*INSTRUCTIONS FOR THE TASK*: Whichever lines include the word "name", copy them as they appear in the data.

------------------------------------------------------------------------

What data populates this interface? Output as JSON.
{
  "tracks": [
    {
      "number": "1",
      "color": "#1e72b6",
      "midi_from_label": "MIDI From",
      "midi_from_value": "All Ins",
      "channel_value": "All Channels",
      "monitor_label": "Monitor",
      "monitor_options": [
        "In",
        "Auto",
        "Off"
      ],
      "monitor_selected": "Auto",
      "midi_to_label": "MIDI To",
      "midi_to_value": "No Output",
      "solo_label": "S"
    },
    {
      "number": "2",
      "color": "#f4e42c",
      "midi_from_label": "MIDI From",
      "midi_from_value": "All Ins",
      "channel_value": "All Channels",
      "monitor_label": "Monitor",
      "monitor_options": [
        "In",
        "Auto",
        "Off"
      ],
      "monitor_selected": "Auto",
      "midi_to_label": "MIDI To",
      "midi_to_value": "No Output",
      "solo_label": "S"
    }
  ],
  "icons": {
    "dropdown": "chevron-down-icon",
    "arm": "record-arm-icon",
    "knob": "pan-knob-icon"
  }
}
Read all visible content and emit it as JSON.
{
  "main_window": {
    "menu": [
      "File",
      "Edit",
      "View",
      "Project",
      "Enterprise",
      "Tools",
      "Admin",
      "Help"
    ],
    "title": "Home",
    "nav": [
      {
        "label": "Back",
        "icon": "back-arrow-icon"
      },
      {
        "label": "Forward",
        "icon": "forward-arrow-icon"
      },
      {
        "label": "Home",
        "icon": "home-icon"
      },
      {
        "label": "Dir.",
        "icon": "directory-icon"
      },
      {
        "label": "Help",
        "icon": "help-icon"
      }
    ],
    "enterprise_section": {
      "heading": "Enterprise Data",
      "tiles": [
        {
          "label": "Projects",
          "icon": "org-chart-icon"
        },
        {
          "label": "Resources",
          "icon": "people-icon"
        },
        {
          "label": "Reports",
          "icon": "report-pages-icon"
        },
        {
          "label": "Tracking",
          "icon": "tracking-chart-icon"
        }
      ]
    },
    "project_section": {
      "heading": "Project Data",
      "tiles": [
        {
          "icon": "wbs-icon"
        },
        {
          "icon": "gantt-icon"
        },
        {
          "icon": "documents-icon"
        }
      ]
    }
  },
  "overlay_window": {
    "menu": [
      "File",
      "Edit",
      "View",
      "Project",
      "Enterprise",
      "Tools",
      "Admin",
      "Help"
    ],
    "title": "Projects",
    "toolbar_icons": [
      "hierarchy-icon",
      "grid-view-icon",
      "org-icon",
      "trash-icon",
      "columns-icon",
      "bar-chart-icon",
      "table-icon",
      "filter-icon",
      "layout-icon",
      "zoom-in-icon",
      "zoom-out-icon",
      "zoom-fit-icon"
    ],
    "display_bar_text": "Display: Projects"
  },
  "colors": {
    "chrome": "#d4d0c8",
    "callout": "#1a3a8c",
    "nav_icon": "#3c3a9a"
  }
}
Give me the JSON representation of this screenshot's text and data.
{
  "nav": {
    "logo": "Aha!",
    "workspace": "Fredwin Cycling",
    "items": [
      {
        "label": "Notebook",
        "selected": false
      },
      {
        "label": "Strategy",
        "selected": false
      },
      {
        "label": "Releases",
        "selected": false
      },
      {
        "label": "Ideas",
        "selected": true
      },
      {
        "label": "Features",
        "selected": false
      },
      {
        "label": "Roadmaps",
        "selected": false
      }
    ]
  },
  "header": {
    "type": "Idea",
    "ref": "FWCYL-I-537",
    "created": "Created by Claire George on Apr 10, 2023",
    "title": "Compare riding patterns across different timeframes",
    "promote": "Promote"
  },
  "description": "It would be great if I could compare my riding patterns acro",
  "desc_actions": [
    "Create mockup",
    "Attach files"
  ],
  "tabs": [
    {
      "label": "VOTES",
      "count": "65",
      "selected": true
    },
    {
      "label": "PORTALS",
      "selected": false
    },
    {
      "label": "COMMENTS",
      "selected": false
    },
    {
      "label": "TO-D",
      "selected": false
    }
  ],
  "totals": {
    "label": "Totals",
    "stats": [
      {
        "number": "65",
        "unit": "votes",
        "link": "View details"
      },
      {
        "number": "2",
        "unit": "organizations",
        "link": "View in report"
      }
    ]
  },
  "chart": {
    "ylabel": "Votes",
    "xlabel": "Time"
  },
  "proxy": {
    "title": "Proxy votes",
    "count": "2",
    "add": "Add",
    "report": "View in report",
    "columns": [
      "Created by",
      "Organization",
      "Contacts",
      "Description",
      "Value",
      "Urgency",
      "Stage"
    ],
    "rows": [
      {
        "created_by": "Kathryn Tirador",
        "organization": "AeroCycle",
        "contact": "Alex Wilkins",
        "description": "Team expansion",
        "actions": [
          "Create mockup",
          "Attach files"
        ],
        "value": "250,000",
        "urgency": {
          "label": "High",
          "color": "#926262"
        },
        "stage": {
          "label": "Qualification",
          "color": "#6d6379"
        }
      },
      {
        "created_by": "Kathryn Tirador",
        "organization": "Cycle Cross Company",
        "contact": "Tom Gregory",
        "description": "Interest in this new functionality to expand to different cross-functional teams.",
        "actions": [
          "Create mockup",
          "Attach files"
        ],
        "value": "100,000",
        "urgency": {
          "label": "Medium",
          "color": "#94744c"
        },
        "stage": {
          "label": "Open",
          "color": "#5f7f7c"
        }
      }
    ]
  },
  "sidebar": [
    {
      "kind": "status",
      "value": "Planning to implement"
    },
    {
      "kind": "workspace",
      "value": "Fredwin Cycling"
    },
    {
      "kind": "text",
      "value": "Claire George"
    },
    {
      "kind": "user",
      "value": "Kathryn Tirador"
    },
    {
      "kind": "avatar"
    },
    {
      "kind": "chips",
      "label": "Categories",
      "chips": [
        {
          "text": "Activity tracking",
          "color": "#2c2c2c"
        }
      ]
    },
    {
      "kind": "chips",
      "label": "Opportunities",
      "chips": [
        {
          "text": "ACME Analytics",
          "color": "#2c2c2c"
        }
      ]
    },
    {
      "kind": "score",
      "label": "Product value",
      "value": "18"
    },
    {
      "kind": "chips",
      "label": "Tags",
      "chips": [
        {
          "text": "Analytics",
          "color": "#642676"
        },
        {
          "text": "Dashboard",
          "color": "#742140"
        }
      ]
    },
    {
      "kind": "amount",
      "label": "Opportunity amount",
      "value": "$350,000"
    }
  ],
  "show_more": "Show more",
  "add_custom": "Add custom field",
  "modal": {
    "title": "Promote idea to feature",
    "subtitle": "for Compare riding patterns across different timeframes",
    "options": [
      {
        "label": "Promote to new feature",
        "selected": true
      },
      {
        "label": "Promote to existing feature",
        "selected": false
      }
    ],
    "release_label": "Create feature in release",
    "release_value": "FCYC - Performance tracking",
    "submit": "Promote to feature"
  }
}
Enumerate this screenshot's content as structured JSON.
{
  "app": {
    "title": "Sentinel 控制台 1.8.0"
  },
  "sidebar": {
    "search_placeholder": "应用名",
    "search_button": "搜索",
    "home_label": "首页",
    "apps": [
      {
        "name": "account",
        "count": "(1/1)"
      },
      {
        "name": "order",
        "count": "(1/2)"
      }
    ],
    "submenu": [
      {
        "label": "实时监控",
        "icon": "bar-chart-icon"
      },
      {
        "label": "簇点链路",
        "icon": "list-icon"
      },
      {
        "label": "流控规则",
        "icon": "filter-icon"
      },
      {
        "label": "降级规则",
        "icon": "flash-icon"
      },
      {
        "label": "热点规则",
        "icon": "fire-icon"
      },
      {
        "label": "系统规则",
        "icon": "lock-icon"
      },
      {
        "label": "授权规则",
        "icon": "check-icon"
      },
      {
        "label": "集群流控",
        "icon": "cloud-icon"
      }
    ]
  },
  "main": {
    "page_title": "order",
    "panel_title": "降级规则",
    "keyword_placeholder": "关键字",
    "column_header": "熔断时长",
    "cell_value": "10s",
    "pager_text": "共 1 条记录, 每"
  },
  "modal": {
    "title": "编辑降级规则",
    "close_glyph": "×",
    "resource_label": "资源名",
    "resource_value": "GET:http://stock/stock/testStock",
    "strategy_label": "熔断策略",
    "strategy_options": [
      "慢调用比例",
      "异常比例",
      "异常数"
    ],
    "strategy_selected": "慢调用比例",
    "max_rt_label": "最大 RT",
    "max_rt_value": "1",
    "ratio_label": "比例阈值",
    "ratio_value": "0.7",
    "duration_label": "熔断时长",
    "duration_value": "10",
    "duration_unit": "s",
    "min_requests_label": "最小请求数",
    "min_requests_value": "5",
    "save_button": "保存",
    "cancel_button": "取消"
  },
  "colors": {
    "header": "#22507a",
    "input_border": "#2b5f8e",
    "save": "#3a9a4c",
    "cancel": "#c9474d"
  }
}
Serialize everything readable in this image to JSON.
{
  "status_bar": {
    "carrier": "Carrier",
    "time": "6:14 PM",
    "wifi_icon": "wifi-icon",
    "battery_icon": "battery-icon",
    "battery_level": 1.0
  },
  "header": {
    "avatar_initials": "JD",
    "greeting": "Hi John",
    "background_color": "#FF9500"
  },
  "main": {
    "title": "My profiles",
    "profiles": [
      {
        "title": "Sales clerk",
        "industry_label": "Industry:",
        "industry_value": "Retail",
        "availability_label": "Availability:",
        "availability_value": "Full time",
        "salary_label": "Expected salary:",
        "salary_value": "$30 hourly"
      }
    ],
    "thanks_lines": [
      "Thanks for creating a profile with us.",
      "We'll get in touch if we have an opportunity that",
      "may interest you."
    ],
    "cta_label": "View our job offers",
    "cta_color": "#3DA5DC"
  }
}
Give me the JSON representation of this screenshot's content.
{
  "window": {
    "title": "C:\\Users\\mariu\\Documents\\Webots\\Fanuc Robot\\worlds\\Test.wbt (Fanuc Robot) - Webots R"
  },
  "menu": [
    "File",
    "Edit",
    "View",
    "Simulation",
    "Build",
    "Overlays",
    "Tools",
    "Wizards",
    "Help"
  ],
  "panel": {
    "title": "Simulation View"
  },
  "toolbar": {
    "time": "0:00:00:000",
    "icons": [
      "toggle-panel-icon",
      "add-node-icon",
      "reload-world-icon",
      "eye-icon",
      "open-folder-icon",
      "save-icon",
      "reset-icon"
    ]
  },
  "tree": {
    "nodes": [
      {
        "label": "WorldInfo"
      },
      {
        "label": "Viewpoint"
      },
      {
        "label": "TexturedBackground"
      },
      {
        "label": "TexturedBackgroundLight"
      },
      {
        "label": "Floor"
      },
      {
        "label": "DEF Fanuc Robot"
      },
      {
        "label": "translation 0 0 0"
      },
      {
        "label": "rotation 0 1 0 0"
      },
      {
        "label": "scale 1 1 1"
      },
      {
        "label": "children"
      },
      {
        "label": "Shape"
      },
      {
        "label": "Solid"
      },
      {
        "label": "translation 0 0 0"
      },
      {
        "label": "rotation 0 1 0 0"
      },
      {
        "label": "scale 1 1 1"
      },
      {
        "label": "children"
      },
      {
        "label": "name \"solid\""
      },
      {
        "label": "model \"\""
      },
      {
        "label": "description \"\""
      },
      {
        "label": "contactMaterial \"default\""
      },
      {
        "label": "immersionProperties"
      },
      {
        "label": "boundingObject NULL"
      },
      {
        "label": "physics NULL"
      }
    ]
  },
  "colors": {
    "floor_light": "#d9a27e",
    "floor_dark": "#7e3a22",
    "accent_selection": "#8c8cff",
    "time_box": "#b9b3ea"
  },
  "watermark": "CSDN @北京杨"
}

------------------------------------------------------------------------

*FINISHED TASK*:
        "name": "account",
        "name": "order",
        "label": "name \"solid\""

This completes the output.